26 September 2011
Digital or Man-Dating?
In this essay, I will examine two articles, one of them is Digital Dating: Desperation or Necessity?, written by Christine Hassler, a former Hollywood Agent, and the author of the book called Twenty-Something, Twenty-Everything. This article talks about social networks, their impact on both of our social and love life. It tries to convince us to try to experience all the benefits that online dating provides us. The second article, called “The Man Date”, written by Jennifer 8. Lee, a reporter for the NYT, tries to encourage the male population to try man-dating, a term that describes a new ...view middle of the document...
It is also a claim of value, it answers the question whether man-dating is good or bad, and what criteria we have to use to determine if it is good or bad.
In order to convince the reader to react or change his perspective of certain issue, it is crucial to point out valid arguments.
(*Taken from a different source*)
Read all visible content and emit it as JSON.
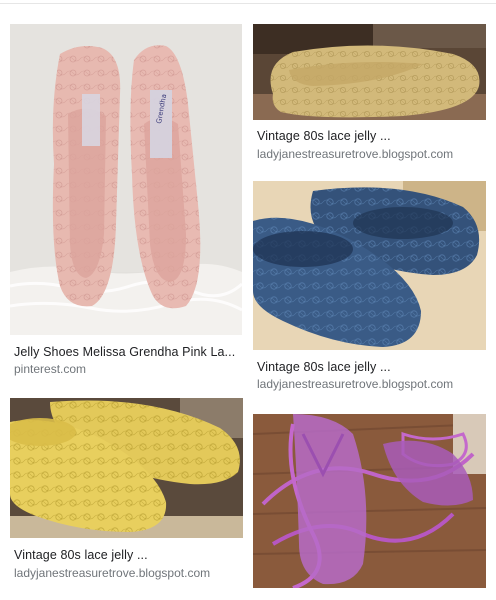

At the beginning of her article, Hassler quotes an unknown person who is afraid to openly admit that he/she is trying to find a love partner online. Then, she uses an argument from deduction by implying that online-dating is acceptable, because it is in human nature to socialize with other human beings. Then, she uses another argument from deduction, by implying that everyone else uses it, so should you. Next, she uses a logical proof, by providing an argument from cause, saying: “Think about it this way: what do you gain by trying online dating, and what do you lose by not trying it? “ (Hassler 486). Then, Hassler tries to convince readers using motivational proofs, telling the reader to try to open him/herself to new opportunities and benefits that it might give you. Hassler writes about Adam Sachs, co-founder of dating site called ignighter.com, who also contributed a great deal to online dating networks. Then, she tries to appeal the readers’ pathos, using a value proof, saying: “ Another upside to online dating is often you get to know a person better than when meeting them face-to-face when judgments about superficial things may get in the way” (Hassler 487). Her proofs are valid, however, not sufficient. On the other hand, Lee uses quotes plenty of adult men, starting from those who personally have experienced men-dating, or college professors of sociology, which makes them authorities about this particular topic. Mr. Speiser, Mr. Putman, Jim O’Donnell, and Peter Nardi share their attitudes and personal experience with men-dating, thereby trying to convince the readers why they should try it. Lee provides us a claim of definition what exactly man-dating is: “Simply defined a man date is two heterosexual men socializing without the crutch of business or sports. It is two guys meeting for the kind of outing a straight man might reasonably arrange with a woman” (Lee 493). Then she includes several clear examples: “Taking a walk in the park together is a man date; going for a jog is not. Attending the movie Friday Night Lights is a man date, but going to see the Jets play is definitely not” (Lee 494). When trying to demonstrate how serious men-dating is viewed today, Lee includes a statistic “Although “man date” is a coinage invented for this article, appearing nowhere in the literature of male bonding (or of homosexual panic), the 30 to 40 straight men interviewed, from their 20’s to their 50’s, living in cities across the country, instantly recognized the peculiar ritual even if they had not consciously examined its dos and don’ts” (Lee 494). Lee proceeds to make a historical analogy about a public homosexual awareness that caused men to act more...